ACTIVITY:
Which lines in the records below include the word "this"? Report each of them in full.

[[ RECORDS PROVIDED, beginning ]]

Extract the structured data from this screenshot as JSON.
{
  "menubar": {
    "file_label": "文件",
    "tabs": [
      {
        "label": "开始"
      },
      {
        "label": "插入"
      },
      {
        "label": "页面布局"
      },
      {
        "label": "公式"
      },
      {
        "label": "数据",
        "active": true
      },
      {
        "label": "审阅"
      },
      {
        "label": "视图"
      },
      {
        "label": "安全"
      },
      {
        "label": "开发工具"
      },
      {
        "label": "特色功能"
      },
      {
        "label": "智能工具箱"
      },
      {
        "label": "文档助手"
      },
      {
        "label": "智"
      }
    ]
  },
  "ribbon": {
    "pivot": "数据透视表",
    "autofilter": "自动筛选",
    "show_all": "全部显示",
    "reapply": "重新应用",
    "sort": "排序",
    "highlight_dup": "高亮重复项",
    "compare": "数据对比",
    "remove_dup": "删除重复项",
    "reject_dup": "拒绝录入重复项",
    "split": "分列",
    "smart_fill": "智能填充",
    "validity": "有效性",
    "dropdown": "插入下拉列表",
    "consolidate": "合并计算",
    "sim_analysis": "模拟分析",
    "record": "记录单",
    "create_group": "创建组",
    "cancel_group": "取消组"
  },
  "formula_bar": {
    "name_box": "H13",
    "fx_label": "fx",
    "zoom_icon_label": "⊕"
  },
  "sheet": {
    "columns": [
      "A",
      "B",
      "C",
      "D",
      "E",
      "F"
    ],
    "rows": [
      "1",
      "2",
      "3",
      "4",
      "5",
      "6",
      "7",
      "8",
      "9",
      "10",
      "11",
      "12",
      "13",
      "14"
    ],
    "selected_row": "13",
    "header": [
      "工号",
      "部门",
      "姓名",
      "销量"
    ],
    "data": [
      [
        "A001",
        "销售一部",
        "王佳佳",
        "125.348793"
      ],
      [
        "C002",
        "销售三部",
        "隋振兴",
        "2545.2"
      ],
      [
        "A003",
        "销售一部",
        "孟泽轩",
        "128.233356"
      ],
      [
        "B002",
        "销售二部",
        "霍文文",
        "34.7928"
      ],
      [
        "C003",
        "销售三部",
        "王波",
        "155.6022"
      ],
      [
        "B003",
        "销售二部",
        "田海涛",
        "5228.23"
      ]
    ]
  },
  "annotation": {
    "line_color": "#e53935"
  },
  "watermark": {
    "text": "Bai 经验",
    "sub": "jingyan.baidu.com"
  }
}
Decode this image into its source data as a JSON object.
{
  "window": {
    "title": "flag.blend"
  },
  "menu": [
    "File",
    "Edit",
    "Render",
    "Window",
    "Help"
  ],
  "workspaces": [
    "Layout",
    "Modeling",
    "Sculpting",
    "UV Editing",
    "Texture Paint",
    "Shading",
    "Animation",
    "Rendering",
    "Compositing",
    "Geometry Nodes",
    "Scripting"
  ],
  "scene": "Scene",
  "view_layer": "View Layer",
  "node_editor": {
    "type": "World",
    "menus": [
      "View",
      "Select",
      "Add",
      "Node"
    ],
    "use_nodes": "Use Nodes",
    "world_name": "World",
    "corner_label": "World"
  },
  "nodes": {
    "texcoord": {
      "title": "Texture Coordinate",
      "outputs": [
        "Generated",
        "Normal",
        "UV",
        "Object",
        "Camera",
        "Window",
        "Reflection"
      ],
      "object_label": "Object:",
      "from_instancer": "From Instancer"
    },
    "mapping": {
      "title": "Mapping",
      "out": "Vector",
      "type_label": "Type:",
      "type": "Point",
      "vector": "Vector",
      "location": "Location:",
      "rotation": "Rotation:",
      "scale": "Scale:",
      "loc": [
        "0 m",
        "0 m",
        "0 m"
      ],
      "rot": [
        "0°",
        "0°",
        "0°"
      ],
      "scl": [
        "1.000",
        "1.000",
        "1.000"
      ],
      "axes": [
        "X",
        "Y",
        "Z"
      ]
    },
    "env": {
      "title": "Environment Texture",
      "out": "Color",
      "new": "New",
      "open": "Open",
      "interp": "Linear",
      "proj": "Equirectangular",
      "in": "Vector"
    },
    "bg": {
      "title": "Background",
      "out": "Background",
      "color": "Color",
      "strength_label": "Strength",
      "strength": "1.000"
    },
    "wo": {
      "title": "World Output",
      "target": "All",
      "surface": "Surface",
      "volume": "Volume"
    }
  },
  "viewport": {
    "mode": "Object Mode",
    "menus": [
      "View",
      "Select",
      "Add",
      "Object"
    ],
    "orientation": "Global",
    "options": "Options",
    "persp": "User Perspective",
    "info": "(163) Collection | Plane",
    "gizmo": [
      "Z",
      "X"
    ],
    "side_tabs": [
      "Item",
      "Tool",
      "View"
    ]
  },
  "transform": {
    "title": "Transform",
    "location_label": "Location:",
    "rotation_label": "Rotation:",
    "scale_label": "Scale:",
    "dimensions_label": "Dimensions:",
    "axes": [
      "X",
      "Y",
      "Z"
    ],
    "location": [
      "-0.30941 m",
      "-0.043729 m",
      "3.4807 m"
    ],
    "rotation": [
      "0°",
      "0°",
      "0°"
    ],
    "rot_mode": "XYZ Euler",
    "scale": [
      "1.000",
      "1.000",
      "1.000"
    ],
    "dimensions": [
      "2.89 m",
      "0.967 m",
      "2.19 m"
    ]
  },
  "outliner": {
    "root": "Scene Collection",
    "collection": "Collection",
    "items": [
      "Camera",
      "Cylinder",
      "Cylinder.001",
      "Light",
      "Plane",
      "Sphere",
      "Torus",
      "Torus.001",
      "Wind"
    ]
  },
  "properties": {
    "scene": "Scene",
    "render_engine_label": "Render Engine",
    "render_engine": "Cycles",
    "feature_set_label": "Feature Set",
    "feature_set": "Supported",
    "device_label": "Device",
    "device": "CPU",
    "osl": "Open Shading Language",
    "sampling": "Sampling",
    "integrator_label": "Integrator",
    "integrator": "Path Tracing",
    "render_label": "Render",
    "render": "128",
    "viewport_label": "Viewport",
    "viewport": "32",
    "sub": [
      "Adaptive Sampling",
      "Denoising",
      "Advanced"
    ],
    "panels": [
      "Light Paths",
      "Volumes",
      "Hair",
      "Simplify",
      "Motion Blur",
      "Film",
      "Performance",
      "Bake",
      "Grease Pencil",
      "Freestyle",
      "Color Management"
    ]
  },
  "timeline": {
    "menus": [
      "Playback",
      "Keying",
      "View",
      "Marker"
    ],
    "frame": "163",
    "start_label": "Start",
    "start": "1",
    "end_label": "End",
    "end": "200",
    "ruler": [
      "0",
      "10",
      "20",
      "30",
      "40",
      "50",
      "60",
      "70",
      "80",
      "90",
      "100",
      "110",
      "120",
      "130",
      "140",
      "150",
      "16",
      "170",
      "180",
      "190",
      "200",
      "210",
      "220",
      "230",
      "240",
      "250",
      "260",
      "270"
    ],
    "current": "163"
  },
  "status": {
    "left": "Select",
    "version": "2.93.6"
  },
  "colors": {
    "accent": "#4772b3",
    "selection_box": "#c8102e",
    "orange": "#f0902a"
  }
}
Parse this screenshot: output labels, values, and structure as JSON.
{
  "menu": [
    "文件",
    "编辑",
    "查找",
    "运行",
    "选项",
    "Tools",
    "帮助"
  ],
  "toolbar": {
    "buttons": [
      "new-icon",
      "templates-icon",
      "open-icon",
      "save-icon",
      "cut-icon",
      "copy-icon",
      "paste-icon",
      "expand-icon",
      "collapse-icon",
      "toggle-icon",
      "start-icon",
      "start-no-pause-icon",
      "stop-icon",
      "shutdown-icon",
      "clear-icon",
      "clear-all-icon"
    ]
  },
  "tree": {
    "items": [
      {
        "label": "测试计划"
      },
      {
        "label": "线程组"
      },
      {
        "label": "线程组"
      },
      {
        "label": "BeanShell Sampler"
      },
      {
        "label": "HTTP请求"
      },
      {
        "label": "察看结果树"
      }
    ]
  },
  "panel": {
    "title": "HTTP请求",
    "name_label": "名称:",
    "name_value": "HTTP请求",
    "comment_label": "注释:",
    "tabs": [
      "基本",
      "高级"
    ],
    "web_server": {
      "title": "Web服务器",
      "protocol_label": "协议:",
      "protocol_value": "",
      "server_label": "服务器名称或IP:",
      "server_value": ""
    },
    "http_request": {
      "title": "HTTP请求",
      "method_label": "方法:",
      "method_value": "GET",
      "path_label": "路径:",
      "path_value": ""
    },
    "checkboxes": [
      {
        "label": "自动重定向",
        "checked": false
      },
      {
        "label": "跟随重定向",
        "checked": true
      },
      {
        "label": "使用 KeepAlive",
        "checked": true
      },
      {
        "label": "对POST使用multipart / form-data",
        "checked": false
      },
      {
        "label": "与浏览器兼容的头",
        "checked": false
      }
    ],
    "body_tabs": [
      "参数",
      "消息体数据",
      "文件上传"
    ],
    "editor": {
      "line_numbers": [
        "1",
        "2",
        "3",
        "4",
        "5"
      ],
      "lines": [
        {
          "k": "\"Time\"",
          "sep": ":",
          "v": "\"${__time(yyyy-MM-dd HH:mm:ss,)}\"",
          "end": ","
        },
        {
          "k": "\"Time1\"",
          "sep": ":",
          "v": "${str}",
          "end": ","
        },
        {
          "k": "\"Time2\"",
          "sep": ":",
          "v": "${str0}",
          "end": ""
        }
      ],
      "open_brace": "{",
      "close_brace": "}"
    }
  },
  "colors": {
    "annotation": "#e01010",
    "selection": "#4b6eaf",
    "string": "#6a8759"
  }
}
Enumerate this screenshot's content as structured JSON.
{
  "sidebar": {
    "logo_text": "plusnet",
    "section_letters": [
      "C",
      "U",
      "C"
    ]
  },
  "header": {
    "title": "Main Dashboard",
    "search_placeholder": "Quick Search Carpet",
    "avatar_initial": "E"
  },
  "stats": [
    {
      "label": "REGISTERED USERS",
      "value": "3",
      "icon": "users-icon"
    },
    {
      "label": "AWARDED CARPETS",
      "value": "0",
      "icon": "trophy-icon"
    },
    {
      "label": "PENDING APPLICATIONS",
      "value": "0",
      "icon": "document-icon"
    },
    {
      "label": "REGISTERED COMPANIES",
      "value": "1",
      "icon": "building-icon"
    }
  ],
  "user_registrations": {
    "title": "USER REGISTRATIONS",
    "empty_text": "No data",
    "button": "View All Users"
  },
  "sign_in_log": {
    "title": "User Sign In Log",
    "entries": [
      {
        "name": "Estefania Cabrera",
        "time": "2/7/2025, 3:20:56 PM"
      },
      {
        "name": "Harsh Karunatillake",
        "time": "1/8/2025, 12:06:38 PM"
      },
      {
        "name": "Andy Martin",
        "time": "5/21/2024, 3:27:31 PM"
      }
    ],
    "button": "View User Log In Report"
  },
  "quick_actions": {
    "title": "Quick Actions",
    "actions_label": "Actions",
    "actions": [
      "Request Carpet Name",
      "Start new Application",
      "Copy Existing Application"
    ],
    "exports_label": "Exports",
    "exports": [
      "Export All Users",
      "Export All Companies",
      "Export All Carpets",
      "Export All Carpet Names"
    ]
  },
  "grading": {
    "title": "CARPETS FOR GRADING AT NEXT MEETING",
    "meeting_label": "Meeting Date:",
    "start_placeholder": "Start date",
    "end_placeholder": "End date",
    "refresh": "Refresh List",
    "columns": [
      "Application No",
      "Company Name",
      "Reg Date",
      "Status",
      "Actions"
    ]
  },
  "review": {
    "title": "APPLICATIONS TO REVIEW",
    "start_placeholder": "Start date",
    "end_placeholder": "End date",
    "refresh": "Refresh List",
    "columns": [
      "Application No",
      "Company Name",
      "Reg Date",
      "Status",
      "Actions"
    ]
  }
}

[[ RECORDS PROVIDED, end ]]

YOUR RESPONSE:
Extract the structured data from this screenshot as JSON.
Decode this image into its source data as a JSON object.
Parse this screenshot: output labels, values, and structure as JSON.
Enumerate this screenshot's content as structured JSON.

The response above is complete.